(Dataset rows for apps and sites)
==*==
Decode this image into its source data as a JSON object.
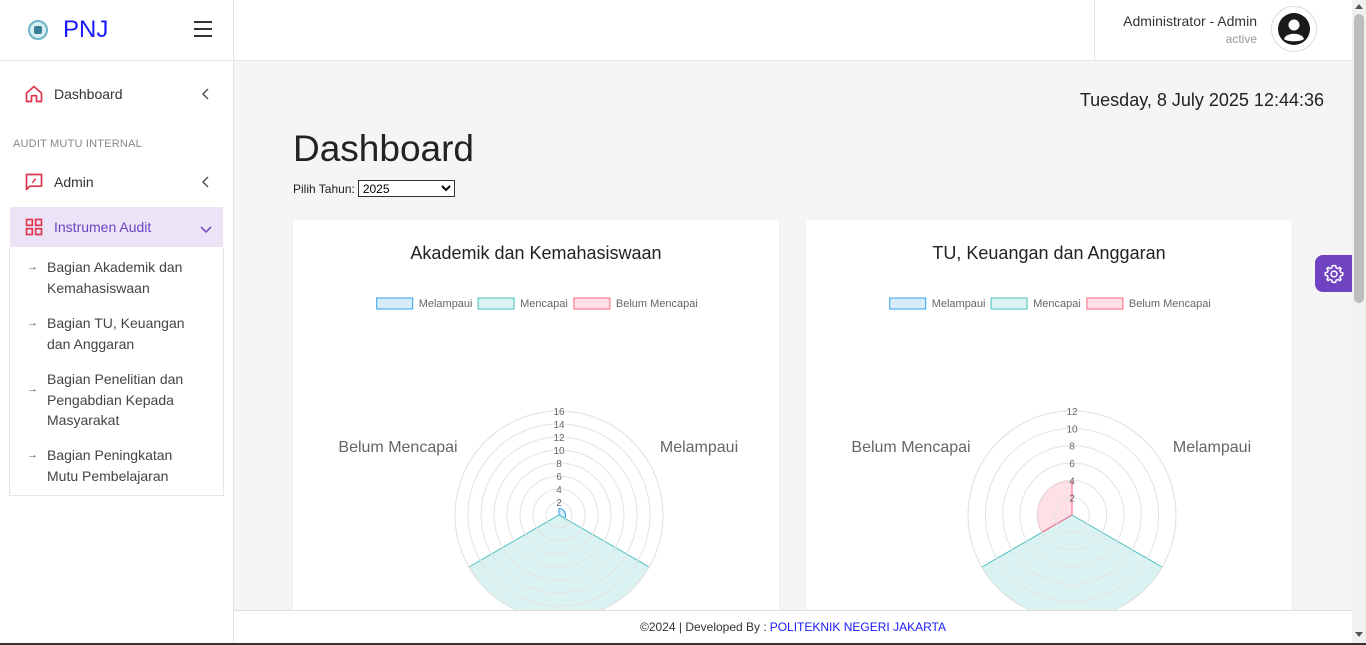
{
  "brand": {
    "name": "PNJ",
    "logo_icon": "pnj-logo-icon"
  },
  "sidebar": {
    "dashboard_label": "Dashboard",
    "section_label": "AUDIT MUTU INTERNAL",
    "admin_label": "Admin",
    "instrumen_label": "Instrumen Audit",
    "sub_items": [
      {
        "line1": "Bagian Akademik dan",
        "line2": "Kemahasiswaan"
      },
      {
        "line1": "Bagian TU, Keuangan",
        "line2": "dan Anggaran"
      },
      {
        "line1": "Bagian Penelitian dan",
        "line2": "Pengabdian Kepada",
        "line3": "Masyarakat"
      },
      {
        "line1": "Bagian Peningkatan",
        "line2": "Mutu Pembelajaran"
      }
    ],
    "sub_arrow": "→"
  },
  "header": {
    "user_name": "Administrator - Admin",
    "user_status": "active"
  },
  "main": {
    "datetime": "Tuesday, 8 July 2025 12:44:36",
    "title": "Dashboard",
    "year_label": "Pilih Tahun:",
    "year_value": "2025"
  },
  "colors": {
    "accent": "#6f42c1",
    "melampaui": "#36a2eb",
    "mencapai": "#4bc0c0",
    "belum_mencapai": "#ff6384"
  },
  "chart_data": [
    {
      "type": "polarArea",
      "title": "Akademik dan Kemahasiswaan",
      "legend_position": "top",
      "categories": [
        "Melampaui",
        "Mencapai",
        "Belum Mencapai"
      ],
      "values": [
        1,
        17,
        0
      ],
      "r_ticks": [
        "2",
        "4",
        "6",
        "8",
        "10",
        "12",
        "14",
        "16"
      ],
      "r_max": 16
    },
    {
      "type": "polarArea",
      "title": "TU, Keuangan dan Anggaran",
      "legend_position": "top",
      "categories": [
        "Melampaui",
        "Mencapai",
        "Belum Mencapai"
      ],
      "values": [
        0,
        14,
        4
      ],
      "r_ticks": [
        "2",
        "4",
        "6",
        "8",
        "10",
        "12"
      ],
      "r_max": 12
    }
  ],
  "footer": {
    "text": "©2024 | Developed By :",
    "link": "POLITEKNIK NEGERI JAKARTA"
  }
}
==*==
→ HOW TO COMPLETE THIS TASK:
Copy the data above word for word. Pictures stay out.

→ RESPONSE BOX:
Decode this image into its source data as a JSON object.
{
  "brand": {
    "name": "PNJ",
    "logo_icon": "pnj-logo-icon"
  },
  "sidebar": {
    "dashboard_label": "Dashboard",
    "section_label": "AUDIT MUTU INTERNAL",
    "admin_label": "Admin",
    "instrumen_label": "Instrumen Audit",
    "sub_items": [
      {
        "line1": "Bagian Akademik dan",
        "line2": "Kemahasiswaan"
      },
      {
        "line1": "Bagian TU, Keuangan",
        "line2": "dan Anggaran"
      },
      {
        "line1": "Bagian Penelitian dan",
        "line2": "Pengabdian Kepada",
        "line3": "Masyarakat"
      },
      {
        "line1": "Bagian Peningkatan",
        "line2": "Mutu Pembelajaran"
      }
    ],
    "sub_arrow": "→"
  },
  "header": {
    "user_name": "Administrator - Admin",
    "user_status": "active"
  },
  "main": {
    "datetime": "Tuesday, 8 July 2025 12:44:36",
    "title": "Dashboard",
    "year_label": "Pilih Tahun:",
    "year_value": "2025"
  },
  "colors": {
    "accent": "#6f42c1",
    "melampaui": "#36a2eb",
    "mencapai": "#4bc0c0",
    "belum_mencapai": "#ff6384"
  },
  "chart_data": [
    {
      "type": "polarArea",
      "title": "Akademik dan Kemahasiswaan",
      "legend_position": "top",
      "categories": [
        "Melampaui",
        "Mencapai",
        "Belum Mencapai"
      ],
      "values": [
        1,
        17,
        0
      ],
      "r_ticks": [
        "2",
        "4",
        "6",
        "8",
        "10",
        "12",
        "14",
        "16"
      ],
      "r_max": 16
    },
    {
      "type": "polarArea",
      "title": "TU, Keuangan dan Anggaran",
      "legend_position": "top",
      "categories": [
        "Melampaui",
        "Mencapai",
        "Belum Mencapai"
      ],
      "values": [
        0,
        14,
        4
      ],
      "r_ticks": [
        "2",
        "4",
        "6",
        "8",
        "10",
        "12"
      ],
      "r_max": 12
    }
  ],
  "footer": {
    "text": "©2024 | Developed By :",
    "link": "POLITEKNIK NEGERI JAKARTA"
  }
}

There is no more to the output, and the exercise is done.